Bark Stripping and Step Building

Day 8. 28 June 2006

Wednesday. Today was to be our first day off, but a look at the weather forecast suggested that Thursday might be cooler for a day trip into Venice. As it turns out, the day begins slightly overcast with cloud when we make the short journey into Chies d’Alpago.

Parking up in the town square we take the nature walk started off by last year’s conservation volunteers, and part of the town’s Natural History Museum, up to the old cemetary – not much visited today except by the town’s elderly – and down the ridge through the woodland to where the path takes a downward scramble through the undergrowth. It is this section that we are to clear and build steps into. We descend down the hill to where Roger (for some reason whenever I mean to say Andy, I say Roger?!!) has brought the van, our bags, and the tools to.

We choose our tool of choice and begin work cutting back overhanging trees and pulling out saplings that are in the middle of what is to be a fairly informal path. For much of the morning, bill hook in hand, I slash merrily away through the woods. But it is hard work, constantly going up and down the slope, bending and pulling, and standing and throwing clear.

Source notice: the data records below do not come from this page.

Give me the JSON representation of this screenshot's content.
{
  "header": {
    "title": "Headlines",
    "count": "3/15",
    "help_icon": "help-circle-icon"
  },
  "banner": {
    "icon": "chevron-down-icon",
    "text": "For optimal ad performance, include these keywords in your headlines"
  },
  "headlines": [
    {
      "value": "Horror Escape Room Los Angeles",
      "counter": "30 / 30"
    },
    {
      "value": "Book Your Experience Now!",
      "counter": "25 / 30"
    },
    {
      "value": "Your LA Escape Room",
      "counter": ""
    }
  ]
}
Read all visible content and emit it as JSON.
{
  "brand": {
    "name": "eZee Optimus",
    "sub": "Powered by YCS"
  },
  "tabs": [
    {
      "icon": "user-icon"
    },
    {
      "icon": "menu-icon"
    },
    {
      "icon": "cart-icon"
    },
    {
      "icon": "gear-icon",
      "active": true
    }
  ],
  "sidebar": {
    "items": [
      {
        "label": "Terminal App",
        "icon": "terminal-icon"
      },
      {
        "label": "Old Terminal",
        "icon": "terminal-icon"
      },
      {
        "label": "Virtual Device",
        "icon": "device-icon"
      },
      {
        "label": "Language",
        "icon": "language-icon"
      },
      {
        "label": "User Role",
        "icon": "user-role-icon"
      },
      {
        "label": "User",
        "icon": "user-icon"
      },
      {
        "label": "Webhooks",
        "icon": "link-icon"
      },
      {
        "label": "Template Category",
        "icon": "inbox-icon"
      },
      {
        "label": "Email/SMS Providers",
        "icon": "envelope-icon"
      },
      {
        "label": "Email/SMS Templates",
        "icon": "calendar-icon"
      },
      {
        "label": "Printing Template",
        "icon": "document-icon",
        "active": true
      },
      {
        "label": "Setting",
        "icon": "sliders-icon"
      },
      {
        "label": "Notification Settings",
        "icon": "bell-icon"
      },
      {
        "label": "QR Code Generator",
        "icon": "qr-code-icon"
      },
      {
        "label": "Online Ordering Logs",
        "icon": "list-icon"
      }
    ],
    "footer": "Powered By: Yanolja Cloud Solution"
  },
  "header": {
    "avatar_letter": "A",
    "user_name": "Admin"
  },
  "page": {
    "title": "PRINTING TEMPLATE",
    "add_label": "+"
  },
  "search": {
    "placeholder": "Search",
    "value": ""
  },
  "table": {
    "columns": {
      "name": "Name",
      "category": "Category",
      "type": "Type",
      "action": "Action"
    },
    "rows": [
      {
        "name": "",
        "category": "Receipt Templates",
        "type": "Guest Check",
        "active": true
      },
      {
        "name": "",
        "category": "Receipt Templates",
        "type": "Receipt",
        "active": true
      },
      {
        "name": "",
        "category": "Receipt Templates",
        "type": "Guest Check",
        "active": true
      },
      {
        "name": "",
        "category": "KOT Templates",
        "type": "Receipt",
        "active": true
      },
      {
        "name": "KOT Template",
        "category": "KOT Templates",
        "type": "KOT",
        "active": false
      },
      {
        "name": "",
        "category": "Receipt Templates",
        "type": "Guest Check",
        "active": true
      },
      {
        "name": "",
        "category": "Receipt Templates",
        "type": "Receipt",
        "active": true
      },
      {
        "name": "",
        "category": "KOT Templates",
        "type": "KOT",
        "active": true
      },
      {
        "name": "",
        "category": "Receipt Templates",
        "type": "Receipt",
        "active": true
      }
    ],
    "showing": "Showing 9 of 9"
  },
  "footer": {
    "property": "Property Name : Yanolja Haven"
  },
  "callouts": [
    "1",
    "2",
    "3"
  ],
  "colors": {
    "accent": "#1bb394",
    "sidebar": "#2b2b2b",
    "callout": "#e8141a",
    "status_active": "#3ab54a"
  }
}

Following lunch, as one group finish of the last little bit of path clearance to the top of the hill, and another begin work on the log steps, John, Sarah-Jane and myself remain down the bottom in the shade and close to a plentiful, and welcome, supply of bottled water, stripping the bark form the logs. It has been found that by doing this, insects can’t get beneath the bark, creating cavities in which water can be caught, and so the logs do not rot as quickly.

It is hard work, particularly on the hand and arm muscles as we stand with these logs wedged between hip and waist, using bill hooks to peel back the bark from the wood. But it is a task that is both beguiling and therapeutic, and amazingly peaceful. Doing it I can well imagine how woodsman find that they love their work.

By the end of the afternoon, the three of us have got good at bark stripping, and succeed in impressing Janet and her too American friends, Marvin and Betty when they arrive for a visit. I even have time to create a photographic sculpture out of stripped logs and bill hooks…

A good days work done, we leave, stopping briefly a the shop in Chies before returning to our nursery school to relax into the evening, enjoying a Jamie Oliver inspired aubergine bake courtesy of Carol, and a return trip to the bar for more Prosecco and a round of pigs.

Day 9: Venice, trains and tornados…